THE RECORDS.
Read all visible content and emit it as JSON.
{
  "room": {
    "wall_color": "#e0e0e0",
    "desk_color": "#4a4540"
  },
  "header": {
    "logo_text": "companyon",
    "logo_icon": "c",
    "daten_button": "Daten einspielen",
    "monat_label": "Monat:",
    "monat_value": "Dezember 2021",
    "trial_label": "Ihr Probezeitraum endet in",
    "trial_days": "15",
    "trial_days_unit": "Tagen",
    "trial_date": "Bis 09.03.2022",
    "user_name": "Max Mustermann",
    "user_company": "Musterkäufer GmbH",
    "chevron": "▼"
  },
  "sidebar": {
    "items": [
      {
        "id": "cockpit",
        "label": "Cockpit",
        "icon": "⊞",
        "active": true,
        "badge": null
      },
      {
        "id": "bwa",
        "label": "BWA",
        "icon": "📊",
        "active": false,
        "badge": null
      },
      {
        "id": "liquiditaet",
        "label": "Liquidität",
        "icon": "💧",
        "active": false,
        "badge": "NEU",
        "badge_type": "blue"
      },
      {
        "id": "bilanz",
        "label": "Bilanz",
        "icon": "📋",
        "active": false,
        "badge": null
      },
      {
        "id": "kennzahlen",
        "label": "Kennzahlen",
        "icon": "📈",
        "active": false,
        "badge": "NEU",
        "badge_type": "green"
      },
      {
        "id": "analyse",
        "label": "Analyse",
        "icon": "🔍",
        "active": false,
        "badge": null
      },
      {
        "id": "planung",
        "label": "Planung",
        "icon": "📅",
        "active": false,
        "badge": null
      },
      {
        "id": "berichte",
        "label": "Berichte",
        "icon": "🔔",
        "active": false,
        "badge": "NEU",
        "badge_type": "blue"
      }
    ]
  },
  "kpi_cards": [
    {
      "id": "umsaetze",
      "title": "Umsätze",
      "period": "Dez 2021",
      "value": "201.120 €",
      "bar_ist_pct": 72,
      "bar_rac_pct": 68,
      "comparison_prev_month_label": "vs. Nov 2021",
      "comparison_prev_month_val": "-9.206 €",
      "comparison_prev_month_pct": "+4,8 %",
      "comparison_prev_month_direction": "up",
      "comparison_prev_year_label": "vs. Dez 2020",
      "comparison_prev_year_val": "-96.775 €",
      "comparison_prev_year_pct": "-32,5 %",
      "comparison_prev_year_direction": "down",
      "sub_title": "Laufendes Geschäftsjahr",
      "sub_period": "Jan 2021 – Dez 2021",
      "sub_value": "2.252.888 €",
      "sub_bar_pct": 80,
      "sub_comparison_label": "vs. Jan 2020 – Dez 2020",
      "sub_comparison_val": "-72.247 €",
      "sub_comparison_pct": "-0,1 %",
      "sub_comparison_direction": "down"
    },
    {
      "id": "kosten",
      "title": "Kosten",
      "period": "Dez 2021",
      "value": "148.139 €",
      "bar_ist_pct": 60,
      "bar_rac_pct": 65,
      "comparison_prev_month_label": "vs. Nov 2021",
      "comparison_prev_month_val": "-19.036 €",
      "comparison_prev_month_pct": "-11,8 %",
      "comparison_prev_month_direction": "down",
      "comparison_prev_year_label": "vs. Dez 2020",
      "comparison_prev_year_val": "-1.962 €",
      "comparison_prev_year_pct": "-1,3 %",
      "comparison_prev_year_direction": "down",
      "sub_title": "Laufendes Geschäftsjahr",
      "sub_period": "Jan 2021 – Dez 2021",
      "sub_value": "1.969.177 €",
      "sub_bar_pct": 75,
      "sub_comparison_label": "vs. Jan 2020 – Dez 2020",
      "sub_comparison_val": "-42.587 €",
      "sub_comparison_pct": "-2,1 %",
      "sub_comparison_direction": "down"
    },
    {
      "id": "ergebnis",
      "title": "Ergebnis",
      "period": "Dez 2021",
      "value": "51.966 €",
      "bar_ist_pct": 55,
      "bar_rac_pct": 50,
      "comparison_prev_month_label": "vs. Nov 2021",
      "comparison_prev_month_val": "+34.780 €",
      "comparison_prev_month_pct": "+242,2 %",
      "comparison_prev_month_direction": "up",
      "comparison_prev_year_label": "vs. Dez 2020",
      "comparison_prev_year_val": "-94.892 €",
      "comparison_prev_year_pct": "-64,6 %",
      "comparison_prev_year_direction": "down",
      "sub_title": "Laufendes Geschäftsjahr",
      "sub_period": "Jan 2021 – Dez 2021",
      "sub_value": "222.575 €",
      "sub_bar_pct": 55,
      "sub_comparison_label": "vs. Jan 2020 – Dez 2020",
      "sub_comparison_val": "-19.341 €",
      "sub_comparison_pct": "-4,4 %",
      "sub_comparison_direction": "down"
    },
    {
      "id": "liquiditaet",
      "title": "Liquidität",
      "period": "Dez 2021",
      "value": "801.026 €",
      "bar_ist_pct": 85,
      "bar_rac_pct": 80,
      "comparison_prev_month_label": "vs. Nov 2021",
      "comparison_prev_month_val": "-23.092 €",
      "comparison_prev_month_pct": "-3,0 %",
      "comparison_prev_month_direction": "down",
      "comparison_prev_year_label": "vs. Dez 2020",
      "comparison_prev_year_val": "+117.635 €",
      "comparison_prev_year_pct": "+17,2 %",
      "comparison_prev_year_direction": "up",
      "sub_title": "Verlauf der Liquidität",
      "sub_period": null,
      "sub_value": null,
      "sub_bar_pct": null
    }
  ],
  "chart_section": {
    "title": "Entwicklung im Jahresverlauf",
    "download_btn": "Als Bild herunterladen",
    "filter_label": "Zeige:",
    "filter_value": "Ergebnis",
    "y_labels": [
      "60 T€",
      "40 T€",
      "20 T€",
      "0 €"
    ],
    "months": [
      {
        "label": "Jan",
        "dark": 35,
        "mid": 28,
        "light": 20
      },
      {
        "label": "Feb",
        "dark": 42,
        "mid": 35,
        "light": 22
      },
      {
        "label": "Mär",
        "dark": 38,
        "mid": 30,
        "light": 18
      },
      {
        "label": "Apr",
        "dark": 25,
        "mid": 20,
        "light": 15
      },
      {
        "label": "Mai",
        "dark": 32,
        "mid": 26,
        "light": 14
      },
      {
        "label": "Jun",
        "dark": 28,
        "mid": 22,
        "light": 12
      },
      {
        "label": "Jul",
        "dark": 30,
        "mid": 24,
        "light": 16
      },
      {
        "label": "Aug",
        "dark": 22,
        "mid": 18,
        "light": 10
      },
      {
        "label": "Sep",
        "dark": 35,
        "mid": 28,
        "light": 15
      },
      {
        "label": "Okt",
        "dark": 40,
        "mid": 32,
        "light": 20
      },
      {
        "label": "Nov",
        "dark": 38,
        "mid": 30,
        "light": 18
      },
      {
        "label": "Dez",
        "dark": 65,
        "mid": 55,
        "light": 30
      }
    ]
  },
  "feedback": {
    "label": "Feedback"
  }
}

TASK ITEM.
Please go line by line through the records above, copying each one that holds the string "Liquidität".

ANSWER TO THE EXERCISE.
        "label": "Liquidität",
      "title": "Liquidität",
      "sub_title": "Verlauf der Liquidität",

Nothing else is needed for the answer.